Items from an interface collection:
☆ ☆ ☆ ☆ ☆
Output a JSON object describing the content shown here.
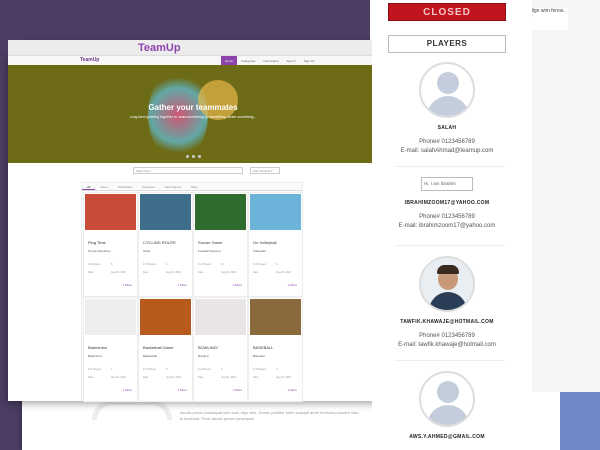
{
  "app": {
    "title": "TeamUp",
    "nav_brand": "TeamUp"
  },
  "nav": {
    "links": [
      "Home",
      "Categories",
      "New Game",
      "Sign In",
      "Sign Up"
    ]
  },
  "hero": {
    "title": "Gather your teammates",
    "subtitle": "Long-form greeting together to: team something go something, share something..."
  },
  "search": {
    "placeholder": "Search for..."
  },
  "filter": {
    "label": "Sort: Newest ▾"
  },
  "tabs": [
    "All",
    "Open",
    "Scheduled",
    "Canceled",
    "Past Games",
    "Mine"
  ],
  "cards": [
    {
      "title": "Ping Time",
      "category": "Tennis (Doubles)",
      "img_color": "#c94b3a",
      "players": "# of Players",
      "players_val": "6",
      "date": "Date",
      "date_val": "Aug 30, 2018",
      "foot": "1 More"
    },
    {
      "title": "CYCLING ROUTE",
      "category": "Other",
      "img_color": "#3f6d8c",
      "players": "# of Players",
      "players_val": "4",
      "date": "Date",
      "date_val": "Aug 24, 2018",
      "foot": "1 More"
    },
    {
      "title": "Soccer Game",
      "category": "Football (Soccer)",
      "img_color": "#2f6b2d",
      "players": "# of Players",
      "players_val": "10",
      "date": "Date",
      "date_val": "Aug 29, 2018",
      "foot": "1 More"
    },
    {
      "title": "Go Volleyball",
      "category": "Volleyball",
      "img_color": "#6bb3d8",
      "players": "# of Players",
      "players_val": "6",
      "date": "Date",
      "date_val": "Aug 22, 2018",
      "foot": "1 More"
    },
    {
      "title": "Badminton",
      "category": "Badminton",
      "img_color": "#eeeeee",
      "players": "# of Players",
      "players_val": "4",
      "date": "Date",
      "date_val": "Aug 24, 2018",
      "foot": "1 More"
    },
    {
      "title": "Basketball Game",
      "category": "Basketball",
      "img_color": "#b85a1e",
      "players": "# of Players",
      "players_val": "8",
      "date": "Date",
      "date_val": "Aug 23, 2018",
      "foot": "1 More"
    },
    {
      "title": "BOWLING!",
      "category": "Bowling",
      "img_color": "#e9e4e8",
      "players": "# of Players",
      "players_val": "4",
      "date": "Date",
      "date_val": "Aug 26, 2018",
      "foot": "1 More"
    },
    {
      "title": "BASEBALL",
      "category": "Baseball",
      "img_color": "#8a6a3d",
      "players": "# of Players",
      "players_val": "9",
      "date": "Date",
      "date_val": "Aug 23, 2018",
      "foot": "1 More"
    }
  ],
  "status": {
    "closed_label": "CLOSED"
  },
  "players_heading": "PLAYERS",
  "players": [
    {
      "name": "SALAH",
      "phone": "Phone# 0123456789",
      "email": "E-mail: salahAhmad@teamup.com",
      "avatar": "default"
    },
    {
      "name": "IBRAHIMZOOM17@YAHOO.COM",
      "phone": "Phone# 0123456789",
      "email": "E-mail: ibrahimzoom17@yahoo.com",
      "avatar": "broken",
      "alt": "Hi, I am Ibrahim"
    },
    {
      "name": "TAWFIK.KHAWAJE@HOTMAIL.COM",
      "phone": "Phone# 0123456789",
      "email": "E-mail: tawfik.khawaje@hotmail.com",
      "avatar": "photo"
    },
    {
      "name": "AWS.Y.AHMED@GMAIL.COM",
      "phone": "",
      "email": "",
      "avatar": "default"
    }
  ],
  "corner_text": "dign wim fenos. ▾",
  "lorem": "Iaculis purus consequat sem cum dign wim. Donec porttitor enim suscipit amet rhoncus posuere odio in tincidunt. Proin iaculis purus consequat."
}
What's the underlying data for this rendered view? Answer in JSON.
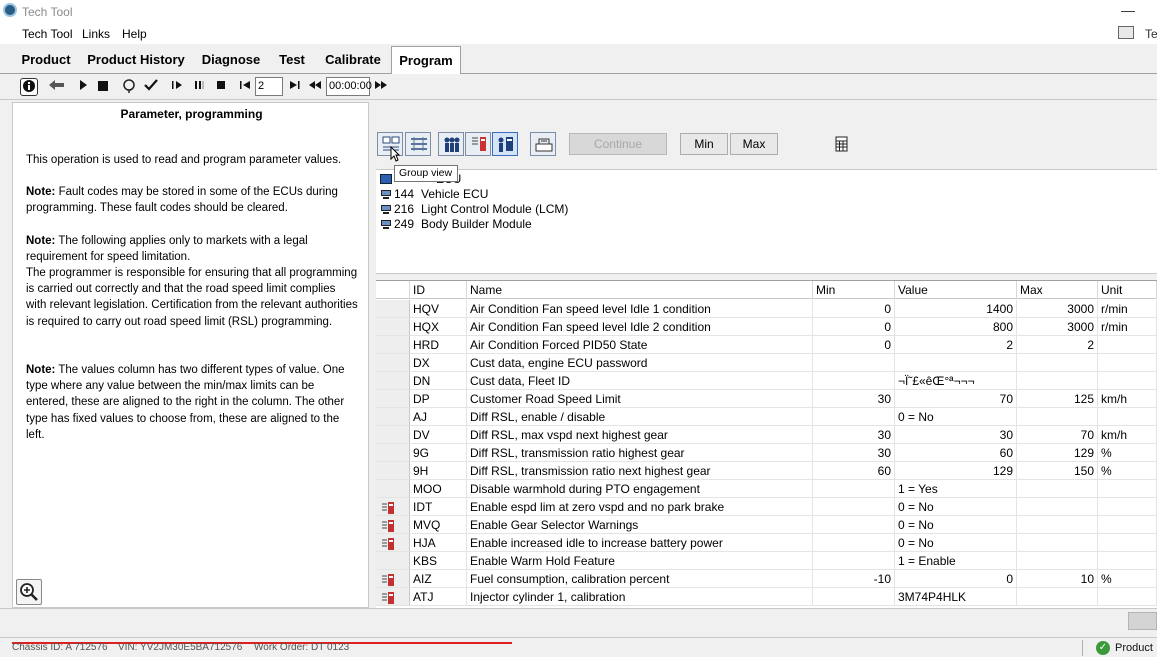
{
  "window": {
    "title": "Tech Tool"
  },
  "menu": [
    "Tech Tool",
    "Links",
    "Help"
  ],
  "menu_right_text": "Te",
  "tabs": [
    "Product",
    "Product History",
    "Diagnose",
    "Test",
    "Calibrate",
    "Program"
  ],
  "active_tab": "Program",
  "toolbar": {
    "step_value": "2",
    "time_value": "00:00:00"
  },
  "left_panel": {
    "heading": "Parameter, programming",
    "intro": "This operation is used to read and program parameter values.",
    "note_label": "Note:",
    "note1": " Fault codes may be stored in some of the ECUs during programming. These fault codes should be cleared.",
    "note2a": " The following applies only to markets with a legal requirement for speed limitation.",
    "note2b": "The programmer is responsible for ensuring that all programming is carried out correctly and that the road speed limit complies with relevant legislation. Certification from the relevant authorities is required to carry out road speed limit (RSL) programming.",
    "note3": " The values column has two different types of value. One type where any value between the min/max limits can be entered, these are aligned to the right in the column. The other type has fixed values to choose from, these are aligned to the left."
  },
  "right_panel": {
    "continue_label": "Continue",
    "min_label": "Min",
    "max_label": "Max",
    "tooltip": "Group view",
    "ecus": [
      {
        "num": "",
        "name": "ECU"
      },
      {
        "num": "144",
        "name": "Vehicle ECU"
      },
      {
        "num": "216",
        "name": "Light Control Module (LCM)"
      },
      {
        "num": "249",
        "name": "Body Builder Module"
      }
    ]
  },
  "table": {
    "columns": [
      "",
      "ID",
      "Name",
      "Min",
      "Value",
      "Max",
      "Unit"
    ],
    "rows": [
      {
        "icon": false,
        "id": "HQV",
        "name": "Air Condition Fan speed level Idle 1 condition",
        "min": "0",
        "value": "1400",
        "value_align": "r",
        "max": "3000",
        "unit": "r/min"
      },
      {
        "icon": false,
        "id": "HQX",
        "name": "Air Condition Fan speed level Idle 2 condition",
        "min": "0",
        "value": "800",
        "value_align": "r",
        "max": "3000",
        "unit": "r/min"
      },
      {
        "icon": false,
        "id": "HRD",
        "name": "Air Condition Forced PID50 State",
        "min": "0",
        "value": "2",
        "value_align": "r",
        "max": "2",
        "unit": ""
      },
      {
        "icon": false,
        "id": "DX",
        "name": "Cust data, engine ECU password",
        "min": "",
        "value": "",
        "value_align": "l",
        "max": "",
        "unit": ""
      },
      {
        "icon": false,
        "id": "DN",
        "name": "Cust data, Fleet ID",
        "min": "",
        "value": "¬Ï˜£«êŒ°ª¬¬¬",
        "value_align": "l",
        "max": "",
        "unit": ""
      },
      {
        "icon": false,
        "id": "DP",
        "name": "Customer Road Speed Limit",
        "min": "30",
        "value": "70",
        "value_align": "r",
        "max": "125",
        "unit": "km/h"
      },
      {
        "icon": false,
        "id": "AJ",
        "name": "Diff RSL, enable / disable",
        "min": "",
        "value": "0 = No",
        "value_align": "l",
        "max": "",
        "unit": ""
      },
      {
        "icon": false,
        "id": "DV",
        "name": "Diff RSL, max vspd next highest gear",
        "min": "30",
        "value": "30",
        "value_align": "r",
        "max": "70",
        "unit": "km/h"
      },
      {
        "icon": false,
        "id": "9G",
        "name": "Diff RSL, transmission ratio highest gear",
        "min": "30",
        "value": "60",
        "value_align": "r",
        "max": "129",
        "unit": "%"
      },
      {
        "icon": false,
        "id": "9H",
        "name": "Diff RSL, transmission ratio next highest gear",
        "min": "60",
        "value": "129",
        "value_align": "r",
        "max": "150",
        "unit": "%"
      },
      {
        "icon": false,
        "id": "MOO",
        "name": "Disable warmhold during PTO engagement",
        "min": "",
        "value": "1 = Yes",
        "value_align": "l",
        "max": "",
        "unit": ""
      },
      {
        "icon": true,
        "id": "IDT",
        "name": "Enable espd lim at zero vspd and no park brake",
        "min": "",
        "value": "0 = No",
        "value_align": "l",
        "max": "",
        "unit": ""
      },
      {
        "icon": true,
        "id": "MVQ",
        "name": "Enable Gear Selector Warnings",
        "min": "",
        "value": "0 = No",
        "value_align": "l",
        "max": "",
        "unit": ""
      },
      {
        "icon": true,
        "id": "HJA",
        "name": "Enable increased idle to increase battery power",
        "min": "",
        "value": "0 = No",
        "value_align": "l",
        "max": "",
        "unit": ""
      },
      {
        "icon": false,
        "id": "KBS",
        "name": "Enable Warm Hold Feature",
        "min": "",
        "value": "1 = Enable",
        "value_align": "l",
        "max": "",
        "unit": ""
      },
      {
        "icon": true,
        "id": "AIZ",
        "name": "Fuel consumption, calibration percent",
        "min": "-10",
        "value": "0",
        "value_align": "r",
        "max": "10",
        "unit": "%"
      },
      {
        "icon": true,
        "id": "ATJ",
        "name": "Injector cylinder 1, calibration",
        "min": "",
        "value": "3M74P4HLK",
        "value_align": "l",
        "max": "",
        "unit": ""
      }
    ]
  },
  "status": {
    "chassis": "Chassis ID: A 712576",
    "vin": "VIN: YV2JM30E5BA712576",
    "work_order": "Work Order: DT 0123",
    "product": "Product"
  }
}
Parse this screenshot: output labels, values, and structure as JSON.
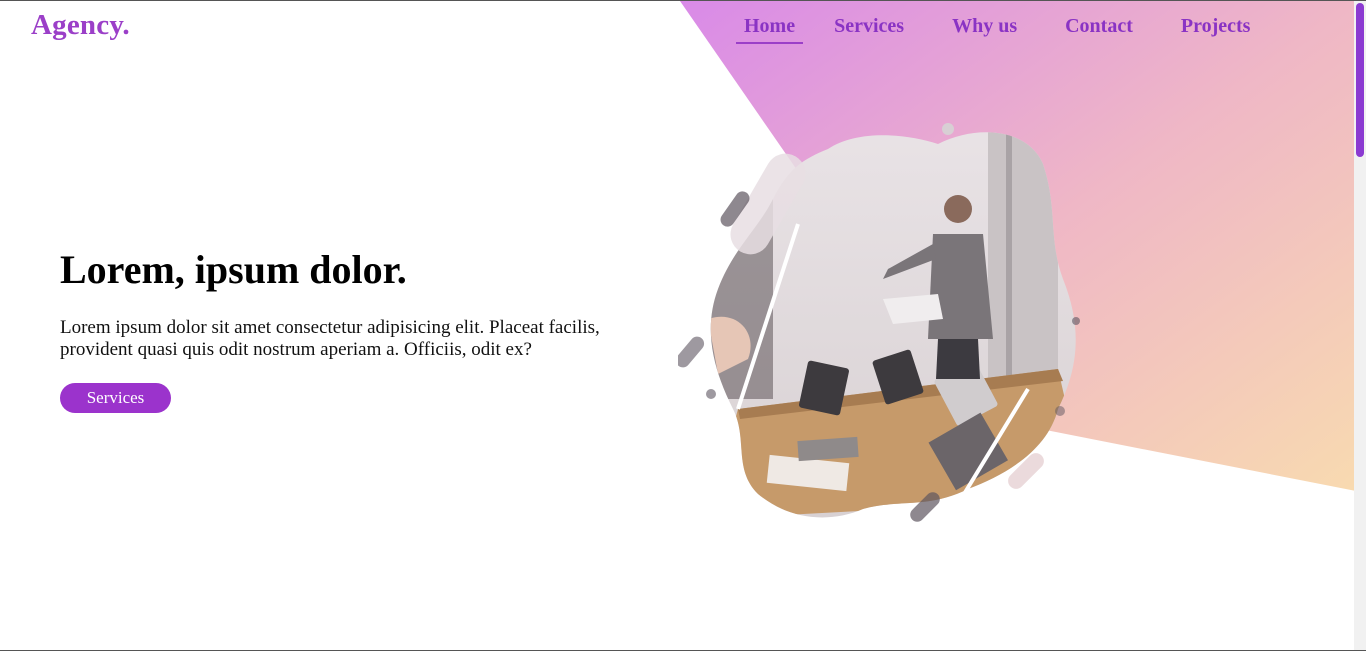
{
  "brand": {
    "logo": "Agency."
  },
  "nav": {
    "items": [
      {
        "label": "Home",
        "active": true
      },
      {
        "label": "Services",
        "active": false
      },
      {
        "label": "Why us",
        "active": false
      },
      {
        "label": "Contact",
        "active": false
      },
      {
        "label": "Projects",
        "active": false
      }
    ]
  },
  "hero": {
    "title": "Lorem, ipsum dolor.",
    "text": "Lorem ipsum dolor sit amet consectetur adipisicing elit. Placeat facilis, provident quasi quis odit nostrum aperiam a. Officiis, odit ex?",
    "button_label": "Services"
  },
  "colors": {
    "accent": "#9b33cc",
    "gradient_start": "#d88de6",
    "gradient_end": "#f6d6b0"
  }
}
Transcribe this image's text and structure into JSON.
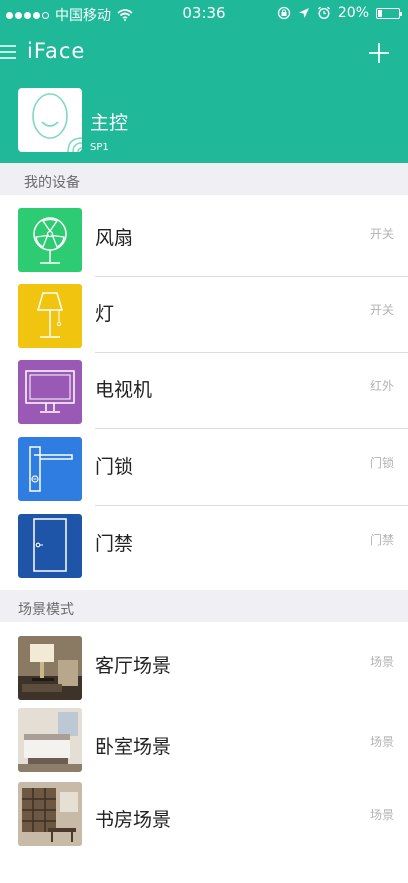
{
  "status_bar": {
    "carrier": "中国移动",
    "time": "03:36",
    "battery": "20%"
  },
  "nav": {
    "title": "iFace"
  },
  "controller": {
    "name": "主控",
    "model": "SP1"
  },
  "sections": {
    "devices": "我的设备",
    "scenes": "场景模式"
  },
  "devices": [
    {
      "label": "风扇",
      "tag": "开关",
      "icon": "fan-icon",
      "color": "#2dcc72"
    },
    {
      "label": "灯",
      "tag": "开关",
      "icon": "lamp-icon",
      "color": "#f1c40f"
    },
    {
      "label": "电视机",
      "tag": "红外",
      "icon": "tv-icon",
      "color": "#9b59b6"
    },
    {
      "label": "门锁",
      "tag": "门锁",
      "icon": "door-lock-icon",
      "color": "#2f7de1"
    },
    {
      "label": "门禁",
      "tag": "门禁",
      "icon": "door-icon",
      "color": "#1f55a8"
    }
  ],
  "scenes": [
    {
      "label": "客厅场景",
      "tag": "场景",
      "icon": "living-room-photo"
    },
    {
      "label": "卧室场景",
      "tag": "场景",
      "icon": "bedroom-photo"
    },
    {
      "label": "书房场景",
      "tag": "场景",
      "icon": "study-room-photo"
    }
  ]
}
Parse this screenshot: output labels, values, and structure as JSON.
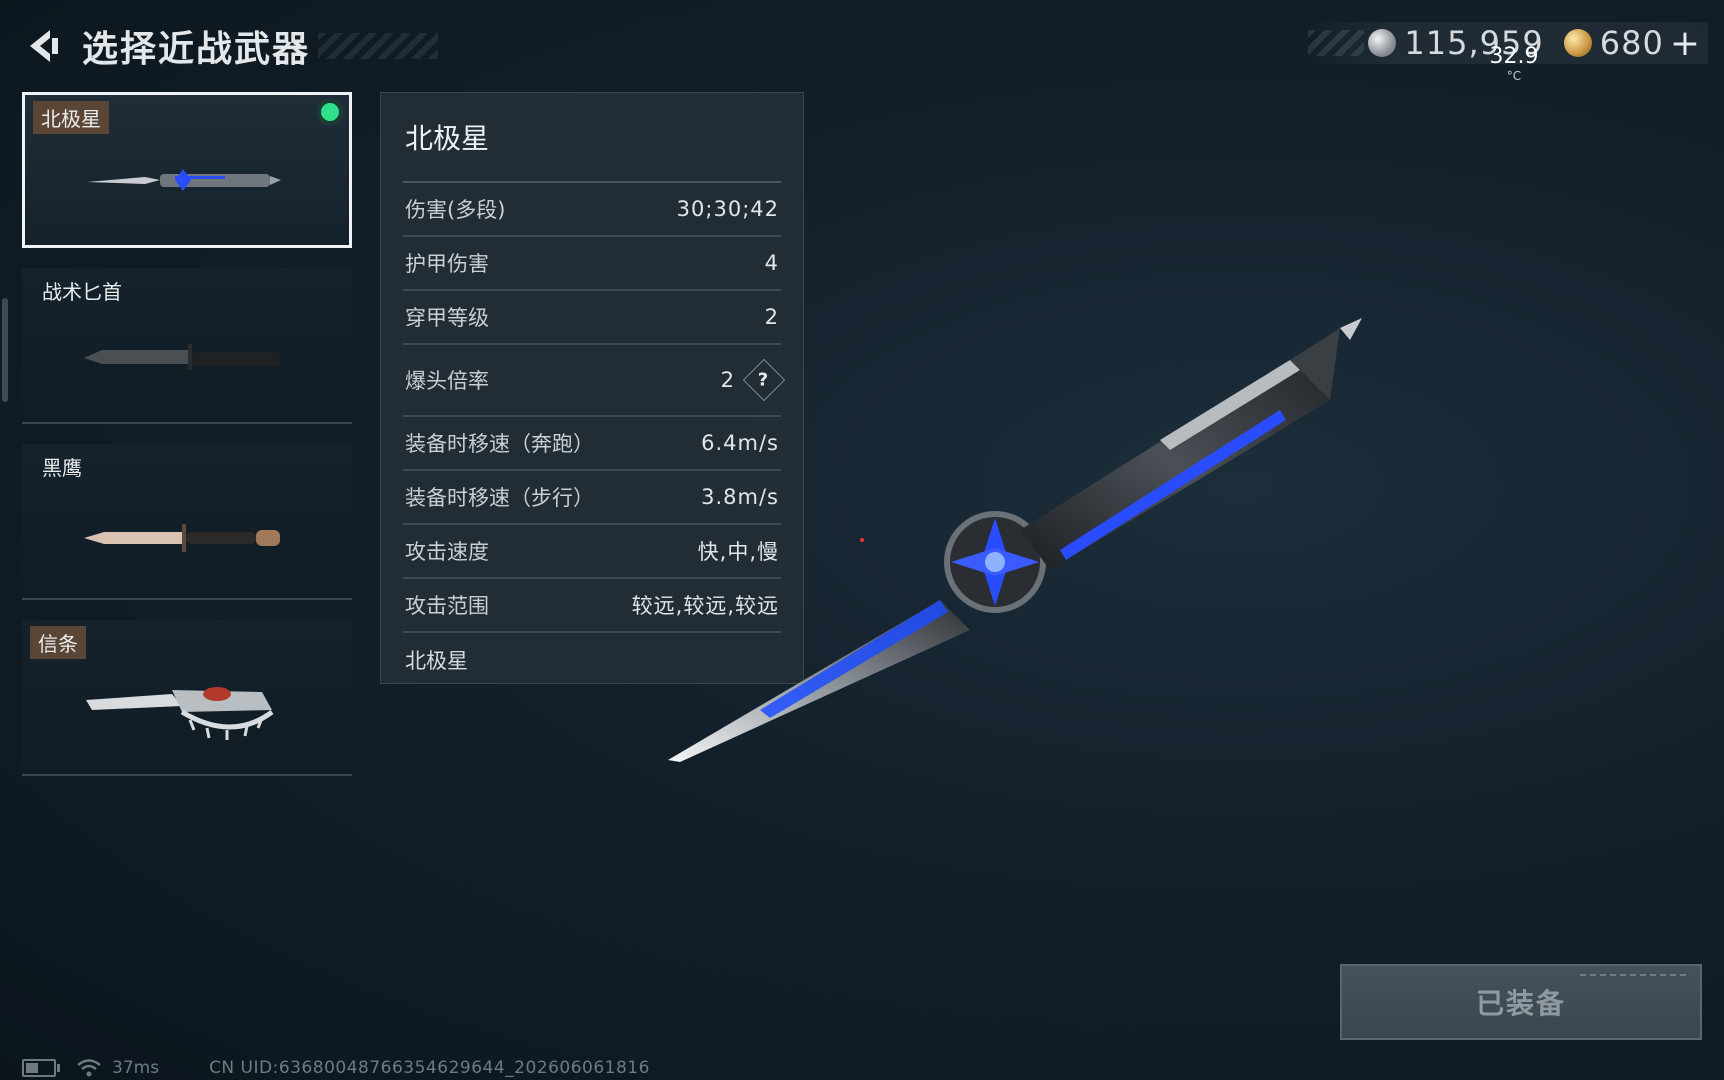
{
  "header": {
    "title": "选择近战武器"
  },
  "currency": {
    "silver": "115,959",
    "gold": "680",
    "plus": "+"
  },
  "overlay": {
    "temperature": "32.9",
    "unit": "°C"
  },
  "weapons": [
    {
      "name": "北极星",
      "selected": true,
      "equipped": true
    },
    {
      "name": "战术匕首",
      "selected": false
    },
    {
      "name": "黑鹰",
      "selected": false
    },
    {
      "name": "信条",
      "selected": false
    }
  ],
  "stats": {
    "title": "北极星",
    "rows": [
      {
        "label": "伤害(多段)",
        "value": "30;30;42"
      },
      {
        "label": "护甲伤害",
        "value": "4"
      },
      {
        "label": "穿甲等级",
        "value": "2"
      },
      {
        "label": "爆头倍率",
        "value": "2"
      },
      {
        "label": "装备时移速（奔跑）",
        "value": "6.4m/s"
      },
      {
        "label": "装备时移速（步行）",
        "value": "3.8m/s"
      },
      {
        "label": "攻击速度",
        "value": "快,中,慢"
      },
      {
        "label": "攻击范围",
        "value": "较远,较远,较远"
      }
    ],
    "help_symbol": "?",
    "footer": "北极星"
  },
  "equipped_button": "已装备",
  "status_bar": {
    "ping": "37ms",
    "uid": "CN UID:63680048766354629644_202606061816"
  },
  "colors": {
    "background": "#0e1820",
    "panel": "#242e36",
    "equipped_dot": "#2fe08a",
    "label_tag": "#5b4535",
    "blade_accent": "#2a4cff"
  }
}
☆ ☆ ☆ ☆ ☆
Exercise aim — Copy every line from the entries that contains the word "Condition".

Result below —
        "name": "Air Condition Fan speed level Idle 1 condition",
        "name": "Air Condition Fan speed level Idle 2 condition",
        "name": "Air Condition Forced PID50 State",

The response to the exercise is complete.